Johnson signed the Civil Rights Act of 1964 and forcefully challenged “all” Americans to “close the springs of racial poison.” … Discrimination persisted because legislators failed to close the oldest spring of racial poison: the accumulated gains of past discrimination.
Who was against the Civil Rights Act?
As southern senators opposed to the civil rights bill filibustered to prevent it from reaching the Senate floor for consideration, two senators on opposite sides of the issue participated in a live televised debate—Senator Hubert Humphrey (1911–1978), Democrat of Minnesota, the majority whip and floor manager of the …

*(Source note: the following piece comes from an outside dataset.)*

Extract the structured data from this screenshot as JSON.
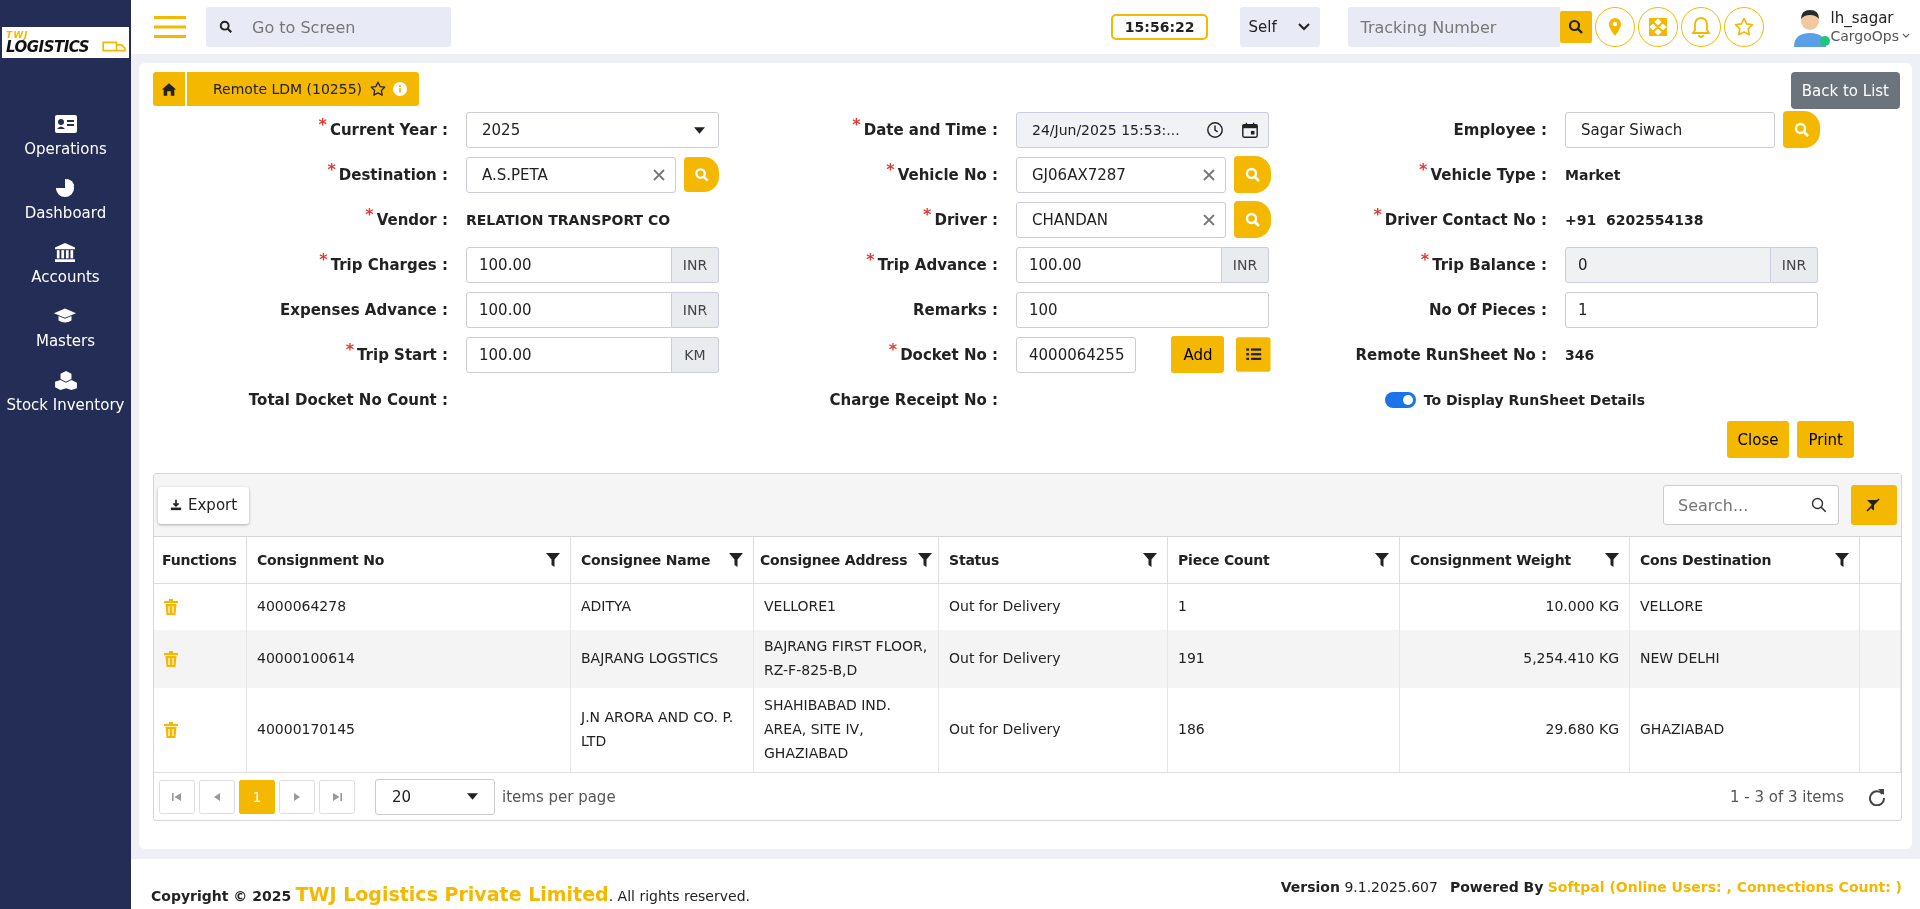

Did the Civil Rights Act of 1964 success or fail?
“Even as the Civil Rights Movement struck down legal barriers, it failed to dismantle economic barriers,” he said. “Even as it ended the violence of segregation, it failed to diminish the violence of poverty.” He cited school segregation as a victory of law but a disappointment in fact.
How did the civil rights movement affect America?
The civil rights movement was an empowering yet precarious time for Black Americans. The efforts of civil rights activists and countless protesters of all races brought about legislation to end segregation, Black voter suppression and discriminatory employment and housing practices.
What does dixiecrat mean?
The States’ Rights Democratic Party (usually called the Dixiecrats) was a short-lived segregationist political party in the United States, active primarily in the South. … The Dixiecrats were determined to protect Southern states’ rights to maintain racial segregation.
When did the Civil Rights Act happen?
July 2, 1964Civil Rights Act of 1964/Start dates
Who did the Civil Rights Act of 1964 benefit?
The Civil Rights Act of 1964 hastened the end of legal Jim Crow. It secured African Americans equal access to restaurants, transportation, and other public facilities. It enabled blacks, women, and other minorities to break down barriers in the workplace.
Why did the Civil Rights Act of 1875 Fail?
It was originally drafted by Senator Charles Sumner in 1870, but was not passed until shortly after Sumner’s death in 1875. The law was not effectively enforced, partly because President Grant had favored different measures to help him suppress election-related violence against blacks and Republicans in the South.
Who signed the Civil Rights Act of 1964?
President Lyndon B. JohnsonSummary: On June 2, 1964, President Lyndon B. Johnson signed the Civil Rights Act, which was the most sweeping civil rights legislation since Reconstruction.
Who wrote the Civil Rights Act of 1964?
President John F. KennedyPresident John F. Kennedy proposed the initial civil rights act. Kennedy faced great personal and political conflicts over this legislation. On the one hand, he was sympathetic to African-American citizens whose dramatic protests highlighted the glaring gap between American ideals and American realities.